The tax, which was first proposed in a Liberation Day speech by President Lee Myung-bak last month, is supposed to prepare South Korea for the costs of eventual unification with North Korea.
The National Unification Advisory Council voted unanimously to support the idea at a meeting yesterday.
“We will actively develop nationwide discussions about the expenses of reunifying South and North Korea,” the council said in its statement.
The council also released a report on ways to raise funds for unification.
The report said the public might support an increase in the VAT, “which at 10 percent, falls short of the OECD average of 17 percent.”
The council estimated that with “an increase of just 2 percent in the VAT, the South Korean government’s expected income from the value-added tax - which may reach 48.7 trillion won [$41.3 billion] this year - could increase by 10 trillion won a year.”

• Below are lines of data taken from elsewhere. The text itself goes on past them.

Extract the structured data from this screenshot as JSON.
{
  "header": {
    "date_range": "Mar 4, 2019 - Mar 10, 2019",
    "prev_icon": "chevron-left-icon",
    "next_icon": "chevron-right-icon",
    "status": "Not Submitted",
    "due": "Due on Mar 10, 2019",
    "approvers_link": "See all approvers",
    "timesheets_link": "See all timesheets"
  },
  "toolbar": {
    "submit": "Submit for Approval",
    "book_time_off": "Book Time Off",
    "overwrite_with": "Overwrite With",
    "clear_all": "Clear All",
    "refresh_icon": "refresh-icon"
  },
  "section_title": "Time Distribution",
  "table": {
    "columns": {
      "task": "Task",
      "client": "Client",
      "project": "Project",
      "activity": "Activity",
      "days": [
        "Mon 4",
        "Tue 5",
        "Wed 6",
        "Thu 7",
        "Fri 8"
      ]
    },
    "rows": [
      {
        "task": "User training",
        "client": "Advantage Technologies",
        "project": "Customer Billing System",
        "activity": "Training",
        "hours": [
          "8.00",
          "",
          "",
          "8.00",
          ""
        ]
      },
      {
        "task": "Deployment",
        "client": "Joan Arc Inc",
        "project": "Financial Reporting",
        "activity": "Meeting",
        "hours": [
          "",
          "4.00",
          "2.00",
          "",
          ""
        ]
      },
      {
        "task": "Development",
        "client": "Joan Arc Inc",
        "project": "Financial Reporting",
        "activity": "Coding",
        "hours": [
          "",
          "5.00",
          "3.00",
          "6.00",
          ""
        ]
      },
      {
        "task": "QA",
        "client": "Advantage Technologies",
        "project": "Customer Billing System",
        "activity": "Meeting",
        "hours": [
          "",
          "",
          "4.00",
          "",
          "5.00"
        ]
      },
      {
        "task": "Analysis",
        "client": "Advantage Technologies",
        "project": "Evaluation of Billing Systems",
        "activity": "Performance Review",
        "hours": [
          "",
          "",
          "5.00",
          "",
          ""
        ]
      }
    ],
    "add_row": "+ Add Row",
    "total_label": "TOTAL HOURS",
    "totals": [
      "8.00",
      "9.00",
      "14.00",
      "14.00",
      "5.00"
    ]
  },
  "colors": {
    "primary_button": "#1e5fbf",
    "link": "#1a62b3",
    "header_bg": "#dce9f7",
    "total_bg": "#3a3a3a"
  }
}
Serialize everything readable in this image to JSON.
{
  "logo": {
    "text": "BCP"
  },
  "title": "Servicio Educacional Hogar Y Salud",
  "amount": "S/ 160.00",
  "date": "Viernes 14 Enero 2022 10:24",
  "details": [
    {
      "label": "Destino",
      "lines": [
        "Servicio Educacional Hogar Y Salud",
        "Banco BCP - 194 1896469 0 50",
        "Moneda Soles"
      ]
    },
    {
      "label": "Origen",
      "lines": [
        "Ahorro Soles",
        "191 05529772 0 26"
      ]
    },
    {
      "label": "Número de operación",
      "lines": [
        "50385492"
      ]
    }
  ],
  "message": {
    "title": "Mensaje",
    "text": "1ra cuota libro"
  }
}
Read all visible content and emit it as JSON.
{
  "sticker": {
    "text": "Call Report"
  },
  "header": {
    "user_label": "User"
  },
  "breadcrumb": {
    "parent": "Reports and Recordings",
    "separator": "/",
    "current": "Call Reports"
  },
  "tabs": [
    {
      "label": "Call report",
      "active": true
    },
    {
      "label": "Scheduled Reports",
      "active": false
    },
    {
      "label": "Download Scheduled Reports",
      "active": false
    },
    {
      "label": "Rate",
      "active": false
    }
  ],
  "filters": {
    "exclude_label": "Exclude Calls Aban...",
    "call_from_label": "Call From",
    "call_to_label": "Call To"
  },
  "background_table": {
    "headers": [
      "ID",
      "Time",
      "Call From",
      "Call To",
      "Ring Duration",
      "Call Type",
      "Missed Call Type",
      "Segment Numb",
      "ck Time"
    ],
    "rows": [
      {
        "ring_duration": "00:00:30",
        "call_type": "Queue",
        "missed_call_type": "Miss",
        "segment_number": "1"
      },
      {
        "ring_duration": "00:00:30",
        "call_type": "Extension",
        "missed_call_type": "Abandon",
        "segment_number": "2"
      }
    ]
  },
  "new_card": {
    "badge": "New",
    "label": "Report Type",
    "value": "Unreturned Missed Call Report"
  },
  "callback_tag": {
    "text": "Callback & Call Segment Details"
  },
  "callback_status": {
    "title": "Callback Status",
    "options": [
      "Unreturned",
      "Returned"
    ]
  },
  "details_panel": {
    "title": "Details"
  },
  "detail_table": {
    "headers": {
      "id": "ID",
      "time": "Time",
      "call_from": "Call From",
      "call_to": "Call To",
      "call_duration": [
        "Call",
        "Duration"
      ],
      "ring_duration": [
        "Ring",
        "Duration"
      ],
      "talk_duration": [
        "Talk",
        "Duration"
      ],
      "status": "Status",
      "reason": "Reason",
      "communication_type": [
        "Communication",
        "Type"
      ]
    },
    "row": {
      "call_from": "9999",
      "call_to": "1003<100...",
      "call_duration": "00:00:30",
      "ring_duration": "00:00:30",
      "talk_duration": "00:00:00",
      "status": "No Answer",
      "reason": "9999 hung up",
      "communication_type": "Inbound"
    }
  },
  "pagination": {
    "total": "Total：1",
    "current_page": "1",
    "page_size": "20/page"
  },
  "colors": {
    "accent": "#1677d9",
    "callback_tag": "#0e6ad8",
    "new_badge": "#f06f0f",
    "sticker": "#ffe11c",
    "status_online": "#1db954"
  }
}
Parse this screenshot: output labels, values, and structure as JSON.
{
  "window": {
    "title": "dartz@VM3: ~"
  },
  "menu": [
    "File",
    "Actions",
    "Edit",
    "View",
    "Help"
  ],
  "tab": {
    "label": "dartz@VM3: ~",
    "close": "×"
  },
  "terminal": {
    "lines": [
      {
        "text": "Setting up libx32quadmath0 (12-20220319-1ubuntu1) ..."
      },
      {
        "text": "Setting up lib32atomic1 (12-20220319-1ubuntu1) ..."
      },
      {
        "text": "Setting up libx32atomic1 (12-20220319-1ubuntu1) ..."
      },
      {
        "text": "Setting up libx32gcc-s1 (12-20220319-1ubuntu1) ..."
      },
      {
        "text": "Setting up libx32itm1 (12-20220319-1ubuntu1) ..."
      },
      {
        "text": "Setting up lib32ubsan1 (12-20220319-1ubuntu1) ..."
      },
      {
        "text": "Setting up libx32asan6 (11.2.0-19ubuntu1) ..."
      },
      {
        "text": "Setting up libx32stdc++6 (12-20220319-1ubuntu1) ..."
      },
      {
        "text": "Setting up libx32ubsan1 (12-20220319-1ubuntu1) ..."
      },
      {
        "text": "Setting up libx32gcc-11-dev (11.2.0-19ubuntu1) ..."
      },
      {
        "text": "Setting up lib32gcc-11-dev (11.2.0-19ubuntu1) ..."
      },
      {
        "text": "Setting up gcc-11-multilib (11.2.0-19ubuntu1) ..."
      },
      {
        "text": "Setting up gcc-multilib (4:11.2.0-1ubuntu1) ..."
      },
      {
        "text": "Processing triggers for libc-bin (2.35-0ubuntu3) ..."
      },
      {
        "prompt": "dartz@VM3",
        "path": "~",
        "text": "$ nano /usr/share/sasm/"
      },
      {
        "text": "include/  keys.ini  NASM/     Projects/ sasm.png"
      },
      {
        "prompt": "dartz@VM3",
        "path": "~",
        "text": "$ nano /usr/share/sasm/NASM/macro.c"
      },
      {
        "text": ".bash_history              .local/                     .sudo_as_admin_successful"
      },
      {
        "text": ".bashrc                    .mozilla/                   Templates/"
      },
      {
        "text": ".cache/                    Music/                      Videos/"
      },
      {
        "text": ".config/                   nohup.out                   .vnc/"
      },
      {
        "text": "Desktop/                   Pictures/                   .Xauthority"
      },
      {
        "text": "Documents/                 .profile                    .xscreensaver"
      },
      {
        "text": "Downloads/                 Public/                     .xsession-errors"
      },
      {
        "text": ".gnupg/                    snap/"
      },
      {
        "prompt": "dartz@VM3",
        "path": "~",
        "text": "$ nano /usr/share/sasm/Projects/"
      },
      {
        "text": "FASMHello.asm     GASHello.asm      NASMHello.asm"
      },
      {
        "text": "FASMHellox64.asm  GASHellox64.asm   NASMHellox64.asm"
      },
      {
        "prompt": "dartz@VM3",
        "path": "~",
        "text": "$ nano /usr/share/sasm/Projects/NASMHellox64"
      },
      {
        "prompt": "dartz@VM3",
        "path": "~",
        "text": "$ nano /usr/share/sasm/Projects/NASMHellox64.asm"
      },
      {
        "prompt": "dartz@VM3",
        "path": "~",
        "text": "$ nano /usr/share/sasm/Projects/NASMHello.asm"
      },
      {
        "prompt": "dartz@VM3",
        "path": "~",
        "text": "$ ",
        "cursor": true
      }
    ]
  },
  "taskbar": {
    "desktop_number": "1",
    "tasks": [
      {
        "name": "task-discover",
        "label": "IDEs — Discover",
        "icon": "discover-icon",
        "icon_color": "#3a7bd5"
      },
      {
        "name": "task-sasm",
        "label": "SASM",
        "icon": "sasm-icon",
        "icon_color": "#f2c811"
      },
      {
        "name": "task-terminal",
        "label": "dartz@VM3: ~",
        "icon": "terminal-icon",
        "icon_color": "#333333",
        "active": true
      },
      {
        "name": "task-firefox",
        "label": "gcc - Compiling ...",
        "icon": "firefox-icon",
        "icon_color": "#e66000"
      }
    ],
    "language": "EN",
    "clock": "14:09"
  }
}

The report also suggested that a private bank or a state-run company could be founded to use the tax money to help develop North Korea.
The Council acknowledged the possibility of negative sentiment from the public - especially among those in lower-income brackets - and resistance to the tax.
“Investing in North Korea can only result in profit,” the council said yesterday.
The council added: “The expense of unification can be greatly diminished if it is done after North Korea reaches a level of economic development by opening its doors and innovating, or if policies are implemented to help the North Korean side thrive on its own after unification.”
Public discussions on peaceful unification will be held today to Sept. 16 in various cities to gather public opinion on the proposals. The council plans to submit an overall report on the proposed tax to Lee on Nov. 24.
By Christine Kim [firstname.lastname@example.org]